TASK —
Could you repeat the whole listing below exactly as it stands?

***** DATASET ENTRIES *****

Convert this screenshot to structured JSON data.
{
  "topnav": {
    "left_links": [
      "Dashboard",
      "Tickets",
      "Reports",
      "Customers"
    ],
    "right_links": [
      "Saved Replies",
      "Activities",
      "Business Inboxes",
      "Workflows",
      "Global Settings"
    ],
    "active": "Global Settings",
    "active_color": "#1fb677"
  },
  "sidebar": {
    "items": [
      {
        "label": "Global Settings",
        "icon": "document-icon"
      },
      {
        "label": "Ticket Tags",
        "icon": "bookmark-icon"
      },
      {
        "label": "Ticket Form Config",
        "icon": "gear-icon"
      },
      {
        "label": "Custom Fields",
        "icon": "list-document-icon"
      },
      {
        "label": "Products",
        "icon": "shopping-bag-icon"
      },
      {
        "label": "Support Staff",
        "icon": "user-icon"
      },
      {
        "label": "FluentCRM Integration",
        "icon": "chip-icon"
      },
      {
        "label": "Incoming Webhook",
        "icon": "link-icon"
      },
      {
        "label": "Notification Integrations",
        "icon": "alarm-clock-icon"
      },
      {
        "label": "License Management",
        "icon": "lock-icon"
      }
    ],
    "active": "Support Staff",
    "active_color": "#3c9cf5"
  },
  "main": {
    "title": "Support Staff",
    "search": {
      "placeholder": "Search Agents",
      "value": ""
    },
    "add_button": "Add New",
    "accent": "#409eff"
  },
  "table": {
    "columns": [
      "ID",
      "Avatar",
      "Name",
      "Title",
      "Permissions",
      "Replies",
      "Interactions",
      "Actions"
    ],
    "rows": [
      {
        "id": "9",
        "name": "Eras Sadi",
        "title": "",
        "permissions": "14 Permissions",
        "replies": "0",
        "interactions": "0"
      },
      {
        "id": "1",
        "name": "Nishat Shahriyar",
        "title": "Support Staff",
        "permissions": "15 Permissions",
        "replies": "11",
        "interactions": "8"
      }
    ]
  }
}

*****

EXERCISE ANSWER —
Convert this screenshot to structured JSON data.
{
  "topnav": {
    "left_links": [
      "Dashboard",
      "Tickets",
      "Reports",
      "Customers"
    ],
    "right_links": [
      "Saved Replies",
      "Activities",
      "Business Inboxes",
      "Workflows",
      "Global Settings"
    ],
    "active": "Global Settings",
    "active_color": "#1fb677"
  },
  "sidebar": {
    "items": [
      {
        "label": "Global Settings",
        "icon": "document-icon"
      },
      {
        "label": "Ticket Tags",
        "icon": "bookmark-icon"
      },
      {
        "label": "Ticket Form Config",
        "icon": "gear-icon"
      },
      {
        "label": "Custom Fields",
        "icon": "list-document-icon"
      },
      {
        "label": "Products",
        "icon": "shopping-bag-icon"
      },
      {
        "label": "Support Staff",
        "icon": "user-icon"
      },
      {
        "label": "FluentCRM Integration",
        "icon": "chip-icon"
      },
      {
        "label": "Incoming Webhook",
        "icon": "link-icon"
      },
      {
        "label": "Notification Integrations",
        "icon": "alarm-clock-icon"
      },
      {
        "label": "License Management",
        "icon": "lock-icon"
      }
    ],
    "active": "Support Staff",
    "active_color": "#3c9cf5"
  },
  "main": {
    "title": "Support Staff",
    "search": {
      "placeholder": "Search Agents",
      "value": ""
    },
    "add_button": "Add New",
    "accent": "#409eff"
  },
  "table": {
    "columns": [
      "ID",
      "Avatar",
      "Name",
      "Title",
      "Permissions",
      "Replies",
      "Interactions",
      "Actions"
    ],
    "rows": [
      {
        "id": "9",
        "name": "Eras Sadi",
        "title": "",
        "permissions": "14 Permissions",
        "replies": "0",
        "interactions": "0"
      },
      {
        "id": "1",
        "name": "Nishat Shahriyar",
        "title": "Support Staff",
        "permissions": "15 Permissions",
        "replies": "11",
        "interactions": "8"
      }
    ]
  }
}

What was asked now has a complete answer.